The first outsourced centre in Ireland opened its doors in 1995 – an SSC of a large US multinational. Others quickly followed suit and there was an explosion of SSCs across Ireland supporting multinational organisations globally. Many have since moved away from the Irish market, or made a complete turnaround by transforming their services in the last number of years. This is a natural progression in the lifecycle of outsourcing and service transformation. Coinciding with this evolution, a new era of outsourcing has emerged which is a very interesting and indicative trend.

Traditionally outsourced services concentrated on high volume and low complexity, non-value-add processing tasks – be that booking of accounts payable invoices or entering pre-approved journal vouchers. A typical offering comprised of three main functions: accounts payable (AP), accounts receivable (AR) and general ledger (GL). While you may have occasionally found other support functions (think of master data management), this was not standard practice in the early days.

Business partner

Some 20 years on, the situation is rapidly changing. SSCs and BPOs are now expected to remain relevant while delivering valuable services to the parent company or clients they serve. With the increase of automation and technology, there is decreased need for support of high volume, low complexity tasks. Instead, there is an increased requirement for higher value-add analytical services. System transitions and implementations, process improvement and historical issue resolution are among the services now provided by BPO teams across professional services and SSCs alike. Additional value-add supports sought by the parent company or client now include financial planning and analysis, advice on enterprise resource planning (ERP) and business combinations. If we were to sum up this trend in one sentence, ‘a move from processor to business partner’ seems the most fitting.

From a business perspective, what do companies look for when transforming their finance function? It seems that demands placed on service providers have evolved from what they would have been some 20 years ago, when the main consideration was which finance process could be outsourced using a straightforward ‘lift and shift’ model.
Today, this approach has changed. Many businesses are undergoing systems and process transformation. Thus, shared services providers need to take that into account and adjust their solutions to add real value and innovation. This is often done by utilising technology, robotic process automation (RPA) or artificial intelligence (AI) to tackle all the repetitive and high volume tasks while allowing employees to concentrate on process improvement, in-depth analysis of big data, and key risk areas instead.

Looking to the future

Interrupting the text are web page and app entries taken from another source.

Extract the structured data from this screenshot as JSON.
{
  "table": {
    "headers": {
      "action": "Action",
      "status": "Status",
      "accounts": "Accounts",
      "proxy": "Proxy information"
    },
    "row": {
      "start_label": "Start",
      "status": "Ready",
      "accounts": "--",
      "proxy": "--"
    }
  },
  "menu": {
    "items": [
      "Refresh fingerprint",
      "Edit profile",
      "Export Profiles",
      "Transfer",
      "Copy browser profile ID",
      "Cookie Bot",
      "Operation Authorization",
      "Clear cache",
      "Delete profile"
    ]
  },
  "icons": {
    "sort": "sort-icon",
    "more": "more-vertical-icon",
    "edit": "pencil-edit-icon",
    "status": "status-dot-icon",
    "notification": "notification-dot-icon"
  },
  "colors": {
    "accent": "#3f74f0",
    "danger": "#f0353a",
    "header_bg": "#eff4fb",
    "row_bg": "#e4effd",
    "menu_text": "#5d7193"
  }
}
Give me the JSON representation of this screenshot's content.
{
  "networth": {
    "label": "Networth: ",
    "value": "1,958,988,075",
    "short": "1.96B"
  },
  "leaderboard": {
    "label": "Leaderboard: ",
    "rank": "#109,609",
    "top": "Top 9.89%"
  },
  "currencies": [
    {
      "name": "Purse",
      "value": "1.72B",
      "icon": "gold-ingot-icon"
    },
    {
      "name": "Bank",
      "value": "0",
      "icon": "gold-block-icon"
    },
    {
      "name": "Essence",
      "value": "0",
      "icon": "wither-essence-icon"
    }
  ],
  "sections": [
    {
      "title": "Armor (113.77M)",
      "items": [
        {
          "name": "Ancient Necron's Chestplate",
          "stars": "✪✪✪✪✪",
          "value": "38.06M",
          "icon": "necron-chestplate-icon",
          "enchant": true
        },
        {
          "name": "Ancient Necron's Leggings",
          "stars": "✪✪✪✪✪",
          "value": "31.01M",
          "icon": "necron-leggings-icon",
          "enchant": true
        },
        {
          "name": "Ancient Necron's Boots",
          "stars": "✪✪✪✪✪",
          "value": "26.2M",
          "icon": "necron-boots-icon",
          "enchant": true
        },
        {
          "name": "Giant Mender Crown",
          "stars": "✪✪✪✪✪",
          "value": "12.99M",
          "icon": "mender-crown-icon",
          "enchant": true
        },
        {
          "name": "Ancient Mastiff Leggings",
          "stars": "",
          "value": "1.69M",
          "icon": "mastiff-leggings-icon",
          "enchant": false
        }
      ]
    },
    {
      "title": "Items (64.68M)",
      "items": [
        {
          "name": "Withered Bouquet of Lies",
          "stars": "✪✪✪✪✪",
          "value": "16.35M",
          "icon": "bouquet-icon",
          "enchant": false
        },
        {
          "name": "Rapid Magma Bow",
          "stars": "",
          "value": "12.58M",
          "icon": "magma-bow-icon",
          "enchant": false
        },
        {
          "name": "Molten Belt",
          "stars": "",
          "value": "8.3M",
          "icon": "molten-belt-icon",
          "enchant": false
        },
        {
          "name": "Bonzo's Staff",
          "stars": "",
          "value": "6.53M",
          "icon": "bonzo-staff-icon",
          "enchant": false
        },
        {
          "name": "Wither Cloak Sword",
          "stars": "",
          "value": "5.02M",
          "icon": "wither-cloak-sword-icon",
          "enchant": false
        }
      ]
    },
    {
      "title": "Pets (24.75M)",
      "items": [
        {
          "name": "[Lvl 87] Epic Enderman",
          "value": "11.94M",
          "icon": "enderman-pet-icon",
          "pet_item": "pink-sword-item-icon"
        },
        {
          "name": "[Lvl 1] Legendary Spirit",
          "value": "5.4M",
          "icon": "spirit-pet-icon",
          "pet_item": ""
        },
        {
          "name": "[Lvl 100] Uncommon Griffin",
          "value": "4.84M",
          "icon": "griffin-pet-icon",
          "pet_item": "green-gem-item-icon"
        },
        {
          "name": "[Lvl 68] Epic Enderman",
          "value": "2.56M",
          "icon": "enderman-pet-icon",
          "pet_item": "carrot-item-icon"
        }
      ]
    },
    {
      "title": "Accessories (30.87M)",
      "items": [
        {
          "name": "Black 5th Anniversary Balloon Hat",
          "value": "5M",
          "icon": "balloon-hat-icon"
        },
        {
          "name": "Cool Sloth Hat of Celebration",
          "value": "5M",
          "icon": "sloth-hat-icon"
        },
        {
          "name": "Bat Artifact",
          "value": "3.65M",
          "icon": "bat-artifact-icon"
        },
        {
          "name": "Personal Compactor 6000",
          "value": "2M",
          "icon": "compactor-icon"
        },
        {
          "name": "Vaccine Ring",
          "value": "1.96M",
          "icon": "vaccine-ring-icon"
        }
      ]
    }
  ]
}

With this trend, it is easy to see that the key to success for any SSC or BPO service provider – especially those in a professional services environment – is to remain relevant and to continue looking for new ways to improve efficiency, add value and innovate. Exactly how to stay relevant is, of course, a bigger question.
It can be easy to get lost in multitudes of considerations, trying to keep up with changing attitudes and demands. While there is no doubt that continuous improvement and development is important to successful client-provider relationships, there is another more subtle – but equally important – aspect that should be given just as much attention. Indeed, it is especially relevant in the professional services setting.

Mutual trust in the relationship between provider and client can be the deciding factor in the success or failure of a project. Both parties should be committed to the mutually beneficial collaboration that allows BPO providers to continue adding value and evolving to support clients or parent companies – all with a view to remaining relevant in this dynamic market.
Sinead Donovan FCA is a Partner in Financial Accounting and Advisory Services at Grant Thornton.